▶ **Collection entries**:
-*-

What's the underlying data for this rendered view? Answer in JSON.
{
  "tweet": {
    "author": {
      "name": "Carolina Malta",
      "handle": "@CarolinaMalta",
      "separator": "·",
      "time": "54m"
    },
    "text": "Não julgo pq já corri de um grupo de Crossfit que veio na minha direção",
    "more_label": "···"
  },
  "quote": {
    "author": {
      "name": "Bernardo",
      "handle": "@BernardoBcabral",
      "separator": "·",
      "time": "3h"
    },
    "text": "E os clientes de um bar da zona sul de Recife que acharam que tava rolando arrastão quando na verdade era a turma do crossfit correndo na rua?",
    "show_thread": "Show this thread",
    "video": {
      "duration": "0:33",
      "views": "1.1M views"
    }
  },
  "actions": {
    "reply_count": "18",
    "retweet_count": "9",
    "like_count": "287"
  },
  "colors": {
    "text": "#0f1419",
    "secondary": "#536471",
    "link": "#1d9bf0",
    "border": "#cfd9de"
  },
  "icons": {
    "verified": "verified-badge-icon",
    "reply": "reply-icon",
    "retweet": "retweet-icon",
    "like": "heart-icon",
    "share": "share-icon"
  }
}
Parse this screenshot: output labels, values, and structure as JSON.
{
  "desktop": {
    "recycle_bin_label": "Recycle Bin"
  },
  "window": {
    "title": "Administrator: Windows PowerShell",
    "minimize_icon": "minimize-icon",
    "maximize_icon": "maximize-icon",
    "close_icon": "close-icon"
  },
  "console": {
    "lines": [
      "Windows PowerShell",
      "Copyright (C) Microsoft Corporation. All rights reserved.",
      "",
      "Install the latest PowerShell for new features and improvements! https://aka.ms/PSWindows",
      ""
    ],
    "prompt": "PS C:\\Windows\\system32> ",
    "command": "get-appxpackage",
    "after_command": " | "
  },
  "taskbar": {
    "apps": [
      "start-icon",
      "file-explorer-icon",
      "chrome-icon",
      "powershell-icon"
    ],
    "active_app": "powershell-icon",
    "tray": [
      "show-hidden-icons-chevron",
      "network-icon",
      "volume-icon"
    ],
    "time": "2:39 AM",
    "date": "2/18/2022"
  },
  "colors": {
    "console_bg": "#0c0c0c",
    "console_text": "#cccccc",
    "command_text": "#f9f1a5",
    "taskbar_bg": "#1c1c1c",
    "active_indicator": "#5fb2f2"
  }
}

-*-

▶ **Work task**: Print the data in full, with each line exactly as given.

▶ **Response**:
What's the underlying data for this rendered view? Answer in JSON.
{
  "tweet": {
    "author": {
      "name": "Carolina Malta",
      "handle": "@CarolinaMalta",
      "separator": "·",
      "time": "54m"
    },
    "text": "Não julgo pq já corri de um grupo de Crossfit que veio na minha direção",
    "more_label": "···"
  },
  "quote": {
    "author": {
      "name": "Bernardo",
      "handle": "@BernardoBcabral",
      "separator": "·",
      "time": "3h"
    },
    "text": "E os clientes de um bar da zona sul de Recife que acharam que tava rolando arrastão quando na verdade era a turma do crossfit correndo na rua?",
    "show_thread": "Show this thread",
    "video": {
      "duration": "0:33",
      "views": "1.1M views"
    }
  },
  "actions": {
    "reply_count": "18",
    "retweet_count": "9",
    "like_count": "287"
  },
  "colors": {
    "text": "#0f1419",
    "secondary": "#536471",
    "link": "#1d9bf0",
    "border": "#cfd9de"
  },
  "icons": {
    "verified": "verified-badge-icon",
    "reply": "reply-icon",
    "retweet": "retweet-icon",
    "like": "heart-icon",
    "share": "share-icon"
  }
}
Parse this screenshot: output labels, values, and structure as JSON.
{
  "desktop": {
    "recycle_bin_label": "Recycle Bin"
  },
  "window": {
    "title": "Administrator: Windows PowerShell",
    "minimize_icon": "minimize-icon",
    "maximize_icon": "maximize-icon",
    "close_icon": "close-icon"
  },
  "console": {
    "lines": [
      "Windows PowerShell",
      "Copyright (C) Microsoft Corporation. All rights reserved.",
      "",
      "Install the latest PowerShell for new features and improvements! https://aka.ms/PSWindows",
      ""
    ],
    "prompt": "PS C:\\Windows\\system32> ",
    "command": "get-appxpackage",
    "after_command": " | "
  },
  "taskbar": {
    "apps": [
      "start-icon",
      "file-explorer-icon",
      "chrome-icon",
      "powershell-icon"
    ],
    "active_app": "powershell-icon",
    "tray": [
      "show-hidden-icons-chevron",
      "network-icon",
      "volume-icon"
    ],
    "time": "2:39 AM",
    "date": "2/18/2022"
  },
  "colors": {
    "console_bg": "#0c0c0c",
    "console_text": "#cccccc",
    "command_text": "#f9f1a5",
    "taskbar_bg": "#1c1c1c",
    "active_indicator": "#5fb2f2"
  }
}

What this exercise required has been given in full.